Secretary Cortelyou decided that it would be better for the suffering President and for his gentle wife that they should see each other at the earliest possible opportunity, and he arranged the first interview between them, an interview that is now historical, demonstrating as it did a fragile woman’s self-control and self-obliteration.
Another of the President’s physicians who has watched with amazement this young Brooklynite’s matchless management of affairs during the past few days, said this morning: ‘Cortelyou, how is it that you seem to know so much about medicine and have been able to divine almost by intuition what ought to be done in a case of this sort?’ 
‘Eighteen years ago,’ replied Cortelyou, with a smile, ‘I made stenographic reports of a number of famous clinics at the New York Hospital. I then noted what was done in emergency cases and how absolutely essential it was for the patient to be operated on almost immediately after being wounded.’”
Perhaps no man will ever be called upon to assume responsibilities of greater magnitude than those Mr. Cortelyou was compelled to assume during the terrible week of anxiety. He had practically to fill the place made vacant by the assassin’s pistol and to perform all its duties. All the arrangements for the comfort and care of the dying President, were made by him, and day and night he was on guard between the door of the sick room and the outside world. For three days after the tragedy he took little or no rest, and from that time until President McKinley’s death, he slept at only the briefest of intervals—rarely for more than two hours on any occasion. And during all this time it must be remembered that his duties as Private Secretary, always arduous, were doubled and trebled a thousand fold by the correspondence, both by mail and wire which poured in upon the Milburn house. Never for an instant did he lose in the slightest degree that innate courtesy which is so strong a part of the character of the man, and his mature judgment was in no wise impaired by the terrible strain of fatigue and labor. He loved his chief and was beloved by him, and he did what he could. Whatever was in the power of man to accomplish, he acomplished [sic]. Mr. Roosevelt, upon taking the oath of office as President of the United States, asked Secretary Cortelyou to remain in the position which he has so long occupied and so worthily filled.

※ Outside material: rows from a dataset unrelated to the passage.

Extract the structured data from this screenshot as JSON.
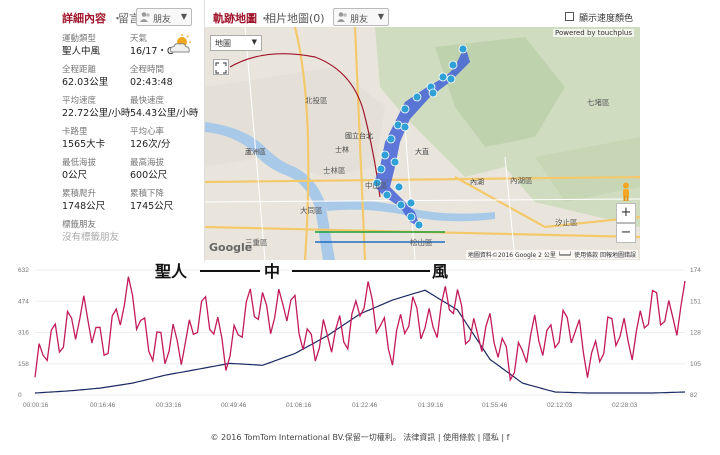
{
  "left_panel": {
    "title": "詳細內容",
    "separator": "・",
    "subtitle": "留言",
    "friend_select": "朋友",
    "stats": [
      {
        "label": "運動類型",
        "value": "聖人中風"
      },
      {
        "label": "天氣",
        "value": "16/17・C"
      },
      {
        "label": "全程距離",
        "value": "62.03公里"
      },
      {
        "label": "全程時間",
        "value": "02:43:48"
      },
      {
        "label": "平均速度",
        "value": "22.72公里/小時"
      },
      {
        "label": "最快速度",
        "value": "54.43公里/小時"
      },
      {
        "label": "卡路里",
        "value": "1565大卡"
      },
      {
        "label": "平均心率",
        "value": "126次/分"
      },
      {
        "label": "最低海拔",
        "value": "0公尺"
      },
      {
        "label": "最高海拔",
        "value": "600公尺"
      },
      {
        "label": "累積爬升",
        "value": "1748公尺"
      },
      {
        "label": "累積下降",
        "value": "1745公尺"
      },
      {
        "label": "標籤朋友",
        "value": "沒有標籤朋友"
      }
    ]
  },
  "map_panel": {
    "title": "軌跡地圖",
    "separator": "・",
    "photos_label": "相片地圖(0)",
    "friend_select": "朋友",
    "speed_toggle": "顯示速度顏色",
    "map_type": "地圖",
    "powered_by": "Powered by touchplus",
    "zoom_in": "+",
    "zoom_out": "−",
    "google": "Google",
    "attribution": "地圖資料©2016 Google   2 公里 ┕━━┙   使用條款   回報地圖錯誤",
    "labels": [
      "北投區",
      "士林區",
      "大同區",
      "中山區",
      "松山區",
      "內湖區",
      "汐止區",
      "七堵區",
      "三重區",
      "蘆洲區",
      "國立台北",
      "大直",
      "內湖",
      "士林"
    ]
  },
  "chart": {
    "title_chars": [
      "聖人",
      "中",
      "風"
    ],
    "accent_colors": {
      "heart_rate": "#c21a5b",
      "elevation": "#1b2a63"
    },
    "left_ticks": [
      "632",
      "474",
      "316",
      "158",
      "0"
    ],
    "right_ticks": [
      "174",
      "151",
      "128",
      "105",
      "82"
    ],
    "x_ticks": [
      "00:00:16",
      "00:16:46",
      "00:33:16",
      "00:49:46",
      "01:06:16",
      "01:22:46",
      "01:39:16",
      "01:55:46",
      "02:12:03",
      "02:28:03"
    ]
  },
  "chart_data": {
    "type": "line",
    "title": "聖人中風",
    "xlabel": "",
    "ylabel": "",
    "x": [
      "00:00:16",
      "00:08:31",
      "00:16:46",
      "00:25:01",
      "00:33:16",
      "00:41:31",
      "00:49:46",
      "00:58:01",
      "01:06:16",
      "01:14:31",
      "01:22:46",
      "01:31:01",
      "01:39:16",
      "01:47:31",
      "01:55:46",
      "02:03:55",
      "02:12:03",
      "02:20:03",
      "02:28:03",
      "02:36:00",
      "02:43:48"
    ],
    "series": [
      {
        "axis": "left",
        "ylim": [
          0,
          632
        ],
        "values": [
          10,
          20,
          35,
          60,
          100,
          130,
          160,
          150,
          210,
          300,
          410,
          480,
          530,
          430,
          180,
          60,
          15,
          10,
          10,
          10,
          15
        ]
      },
      {
        "axis": "right",
        "ylim": [
          82,
          174
        ],
        "values": [
          95,
          140,
          125,
          150,
          108,
          140,
          120,
          152,
          138,
          115,
          150,
          125,
          140,
          145,
          120,
          110,
          135,
          115,
          125,
          140,
          150
        ]
      }
    ]
  },
  "footer": "© 2016 TomTom International BV.保留一切權利。 法律資訊 | 使用條款 | 隱私 | f"
}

Mr. Cortelyou was born in the City of New York, July 26, 1862, and is therefore thirty nine years of age. He is descended from one of the most conspicuous revolutionary and colonial families, and his father and grandfather were prominent figures in the business and social circles of New York in their day. He was educated at Hempstead, Long Island, and at Westfield, Mass., and after tutoring for a time at Cambridge, returned to New York and took up the study of shorthand. In 1885 he became associated with Mr. James E. Munson, author of the “Munson System,” and later was principal of college preparatory schools in New York. In 1889 he was appointed private secretary to the New York Post Office Inspector, and in 1891 became secretary to the Fourth Assistant Postmaster General, receiving his appointment in 1896 as executive clerk to the President, and later as Mr. McKinley’s Private Secretary. How well he has filled this position may be read in the columns of the daily press.
The paragraph in the September issue stated that he has been more than once mentioned as a cabinet possibility; he is nearer that goal today than he was when that paragraph was printed.